Jupiter and Venus are really far apart. Hundreds of millions of miles apart. But to early risers Monday morning, it looked like the two brightest planets in the solar system were almost on top of each other.
It was a rare — and stunning sight.
NASA’s Jet Propulsion Laboratory says that at their closest point, the planets were 0.3 degrees apart. That’s smaller than the diameter of the full moon.
If you missed this stunning early-morning planetary display, don’t fret it. You’ll get another chance Tuesday about 45 minutes before sunrise. One caveat: They won’t be as close to each other.
The phenomenon is called a conjunction. It’s not uncommon, but it’s rare to see them so close. “The planets will appear to move past each other forming what looks like a brilliant double star,” NASA said in a video touting the event.
In southeastern Spain, Néstor Mateos Ramos filmed the planets for 7 minutes and then sped up the video to show their path through the sky.
Photographer Irv Bartlett got these photos of the planets over the Palace Pier in Brighton, United Kingdom.
Astronomy photographer Alan Dyer was also up before dawn to see the conjunction over southeastern Alberta, Canada.

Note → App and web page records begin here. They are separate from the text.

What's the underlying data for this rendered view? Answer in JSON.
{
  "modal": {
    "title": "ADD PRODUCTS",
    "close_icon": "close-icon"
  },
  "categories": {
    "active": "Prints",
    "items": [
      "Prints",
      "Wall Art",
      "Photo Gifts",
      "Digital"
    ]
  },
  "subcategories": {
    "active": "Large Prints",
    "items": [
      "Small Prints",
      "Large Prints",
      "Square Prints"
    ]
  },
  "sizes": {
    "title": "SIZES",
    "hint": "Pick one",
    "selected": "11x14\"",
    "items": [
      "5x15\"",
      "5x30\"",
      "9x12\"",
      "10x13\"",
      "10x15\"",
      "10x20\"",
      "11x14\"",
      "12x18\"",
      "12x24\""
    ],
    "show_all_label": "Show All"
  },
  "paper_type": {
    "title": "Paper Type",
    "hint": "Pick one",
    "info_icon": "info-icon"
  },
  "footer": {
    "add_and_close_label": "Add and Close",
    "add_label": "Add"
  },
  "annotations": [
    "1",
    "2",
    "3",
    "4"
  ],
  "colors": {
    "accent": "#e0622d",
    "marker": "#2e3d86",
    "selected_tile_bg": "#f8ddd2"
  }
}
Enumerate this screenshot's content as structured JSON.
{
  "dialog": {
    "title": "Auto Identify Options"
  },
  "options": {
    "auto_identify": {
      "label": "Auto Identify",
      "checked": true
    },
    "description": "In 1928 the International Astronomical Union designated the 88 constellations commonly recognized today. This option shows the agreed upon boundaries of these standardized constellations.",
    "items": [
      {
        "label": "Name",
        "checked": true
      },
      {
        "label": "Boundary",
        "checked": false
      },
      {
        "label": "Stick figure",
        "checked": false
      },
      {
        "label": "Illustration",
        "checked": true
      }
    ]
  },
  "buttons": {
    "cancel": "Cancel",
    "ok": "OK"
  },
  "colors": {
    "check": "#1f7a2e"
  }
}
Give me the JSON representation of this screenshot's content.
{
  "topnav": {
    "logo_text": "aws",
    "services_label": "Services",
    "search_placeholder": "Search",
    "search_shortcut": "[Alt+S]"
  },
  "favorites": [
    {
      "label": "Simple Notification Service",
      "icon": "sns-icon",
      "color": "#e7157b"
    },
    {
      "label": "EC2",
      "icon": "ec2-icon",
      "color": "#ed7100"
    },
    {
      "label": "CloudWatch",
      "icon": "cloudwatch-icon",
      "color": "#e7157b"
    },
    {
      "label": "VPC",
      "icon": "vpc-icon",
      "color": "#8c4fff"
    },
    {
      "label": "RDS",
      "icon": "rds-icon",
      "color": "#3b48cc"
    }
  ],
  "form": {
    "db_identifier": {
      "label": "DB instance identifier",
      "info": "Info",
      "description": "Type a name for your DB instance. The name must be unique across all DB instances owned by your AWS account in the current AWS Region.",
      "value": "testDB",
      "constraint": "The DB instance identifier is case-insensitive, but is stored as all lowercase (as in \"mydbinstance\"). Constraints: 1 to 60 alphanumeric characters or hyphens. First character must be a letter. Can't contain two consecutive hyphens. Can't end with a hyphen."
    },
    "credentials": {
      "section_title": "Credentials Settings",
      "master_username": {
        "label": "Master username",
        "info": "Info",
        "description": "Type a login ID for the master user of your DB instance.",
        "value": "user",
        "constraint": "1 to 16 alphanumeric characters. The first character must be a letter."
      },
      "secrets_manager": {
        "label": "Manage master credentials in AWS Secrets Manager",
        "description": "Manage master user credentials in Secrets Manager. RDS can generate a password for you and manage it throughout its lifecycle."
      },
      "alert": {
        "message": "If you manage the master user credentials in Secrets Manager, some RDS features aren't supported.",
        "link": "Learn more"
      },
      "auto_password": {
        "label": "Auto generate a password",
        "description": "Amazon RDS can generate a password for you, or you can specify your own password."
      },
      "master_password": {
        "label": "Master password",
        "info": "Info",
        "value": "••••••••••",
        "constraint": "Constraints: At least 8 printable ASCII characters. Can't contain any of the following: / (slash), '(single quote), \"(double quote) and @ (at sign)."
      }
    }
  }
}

Because the two planets are so bright, you can see the display with your naked eye — but you do need to be careful not to stare into the sun as it rises.